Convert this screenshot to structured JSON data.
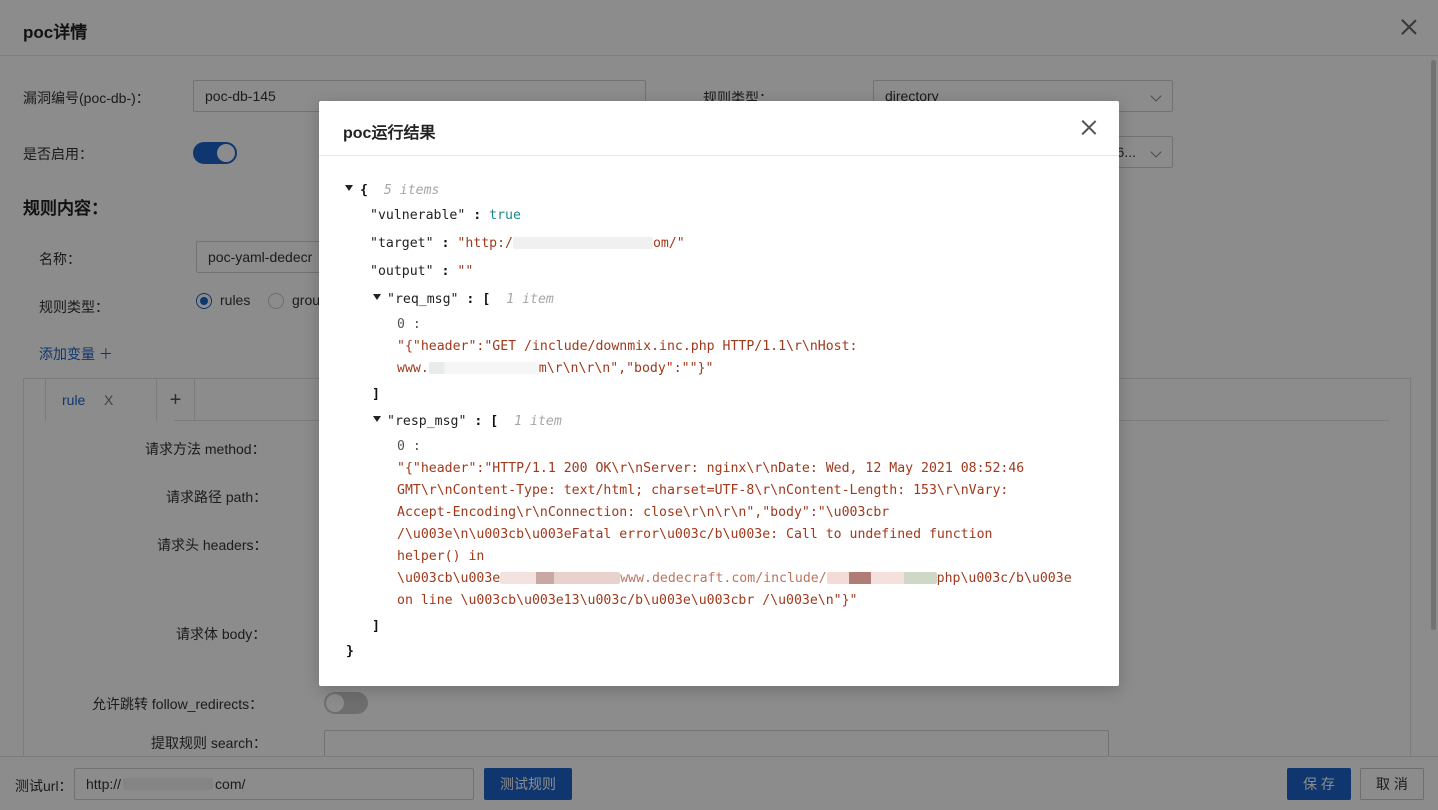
{
  "page": {
    "title": "poc详情",
    "vuln_id_label": "漏洞编号(poc-db-)：",
    "vuln_id_value": "poc-db-145",
    "rule_type_label": "规则类型：",
    "rule_type_value": "directory",
    "enabled_label": "是否启用：",
    "second_select_value": "-6...",
    "rule_content_title": "规则内容：",
    "name_label": "名称：",
    "name_value": "poc-yaml-dedecr",
    "rule_kind_label": "规则类型：",
    "radio_rules": "rules",
    "radio_groups": "grou",
    "add_variable": "添加变量 ＋",
    "tab_rule": "rule",
    "tab_close": "X",
    "tab_add": "+",
    "method_label": "请求方法 method：",
    "path_label": "请求路径 path：",
    "headers_label": "请求头 headers：",
    "body_label": "请求体 body：",
    "follow_label": "允许跳转 follow_redirects：",
    "search_label": "提取规则 search：",
    "test_url_label": "测试url：",
    "test_url_value_a": "http://",
    "test_url_value_b": "com/",
    "test_button": "测试规则",
    "save_button": "保 存",
    "cancel_button": "取 消"
  },
  "modal": {
    "title": "poc运行结果",
    "root_open": "{",
    "root_meta": "5 items",
    "root_close": "}",
    "key_vulnerable": "\"vulnerable\"",
    "val_vulnerable": "true",
    "key_target": "\"target\"",
    "val_target_a": "\"http:/",
    "val_target_b": "om/\"",
    "key_output": "\"output\"",
    "val_output": "\"\"",
    "key_req": "\"req_msg\"",
    "req_open": "[",
    "req_meta": "1 item",
    "req_index": "0 :",
    "req_line1": "\"{\"header\":\"GET /include/downmix.inc.php HTTP/1.1\\r\\nHost:",
    "req_line2_a": "www.",
    "req_line2_b": "m\\r\\n\\r\\n\",\"body\":\"\"}\"",
    "req_close": "]",
    "key_resp": "\"resp_msg\"",
    "resp_open": "[",
    "resp_meta": "1 item",
    "resp_index": "0 :",
    "resp_line1": "\"{\"header\":\"HTTP/1.1 200 OK\\r\\nServer: nginx\\r\\nDate: Wed, 12 May 2021 08:52:46",
    "resp_line2": "GMT\\r\\nContent-Type: text/html; charset=UTF-8\\r\\nContent-Length: 153\\r\\nVary:",
    "resp_line3": "Accept-Encoding\\r\\nConnection: close\\r\\n\\r\\n\",\"body\":\"\\u003cbr",
    "resp_line4": "/\\u003e\\n\\u003cb\\u003eFatal error\\u003c/b\\u003e: Call to undefined function",
    "resp_line5": "helper() in",
    "resp_line6_a": "\\u003cb\\u003e",
    "resp_line6_b": "www.dedecraft.com/include/",
    "resp_line6_c": "php\\u003c/b\\u003e",
    "resp_line7": "on line \\u003cb\\u003e13\\u003c/b\\u003e\\u003cbr /\\u003e\\n\"}\"",
    "resp_close": "]"
  },
  "colors": {
    "primary": "#1d63c9",
    "json_string": "#a0391c",
    "json_bool": "#1b8a8a"
  }
}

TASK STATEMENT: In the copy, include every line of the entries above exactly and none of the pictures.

SOLVED PROBLEM:
Convert this screenshot to structured JSON data.
{
  "page": {
    "title": "poc详情",
    "vuln_id_label": "漏洞编号(poc-db-)：",
    "vuln_id_value": "poc-db-145",
    "rule_type_label": "规则类型：",
    "rule_type_value": "directory",
    "enabled_label": "是否启用：",
    "second_select_value": "-6...",
    "rule_content_title": "规则内容：",
    "name_label": "名称：",
    "name_value": "poc-yaml-dedecr",
    "rule_kind_label": "规则类型：",
    "radio_rules": "rules",
    "radio_groups": "grou",
    "add_variable": "添加变量 ＋",
    "tab_rule": "rule",
    "tab_close": "X",
    "tab_add": "+",
    "method_label": "请求方法 method：",
    "path_label": "请求路径 path：",
    "headers_label": "请求头 headers：",
    "body_label": "请求体 body：",
    "follow_label": "允许跳转 follow_redirects：",
    "search_label": "提取规则 search：",
    "test_url_label": "测试url：",
    "test_url_value_a": "http://",
    "test_url_value_b": "com/",
    "test_button": "测试规则",
    "save_button": "保 存",
    "cancel_button": "取 消"
  },
  "modal": {
    "title": "poc运行结果",
    "root_open": "{",
    "root_meta": "5 items",
    "root_close": "}",
    "key_vulnerable": "\"vulnerable\"",
    "val_vulnerable": "true",
    "key_target": "\"target\"",
    "val_target_a": "\"http:/",
    "val_target_b": "om/\"",
    "key_output": "\"output\"",
    "val_output": "\"\"",
    "key_req": "\"req_msg\"",
    "req_open": "[",
    "req_meta": "1 item",
    "req_index": "0 :",
    "req_line1": "\"{\"header\":\"GET /include/downmix.inc.php HTTP/1.1\\r\\nHost:",
    "req_line2_a": "www.",
    "req_line2_b": "m\\r\\n\\r\\n\",\"body\":\"\"}\"",
    "req_close": "]",
    "key_resp": "\"resp_msg\"",
    "resp_open": "[",
    "resp_meta": "1 item",
    "resp_index": "0 :",
    "resp_line1": "\"{\"header\":\"HTTP/1.1 200 OK\\r\\nServer: nginx\\r\\nDate: Wed, 12 May 2021 08:52:46",
    "resp_line2": "GMT\\r\\nContent-Type: text/html; charset=UTF-8\\r\\nContent-Length: 153\\r\\nVary:",
    "resp_line3": "Accept-Encoding\\r\\nConnection: close\\r\\n\\r\\n\",\"body\":\"\\u003cbr",
    "resp_line4": "/\\u003e\\n\\u003cb\\u003eFatal error\\u003c/b\\u003e: Call to undefined function",
    "resp_line5": "helper() in",
    "resp_line6_a": "\\u003cb\\u003e",
    "resp_line6_b": "www.dedecraft.com/include/",
    "resp_line6_c": "php\\u003c/b\\u003e",
    "resp_line7": "on line \\u003cb\\u003e13\\u003c/b\\u003e\\u003cbr /\\u003e\\n\"}\"",
    "resp_close": "]"
  },
  "colors": {
    "primary": "#1d63c9",
    "json_string": "#a0391c",
    "json_bool": "#1b8a8a"
  }
}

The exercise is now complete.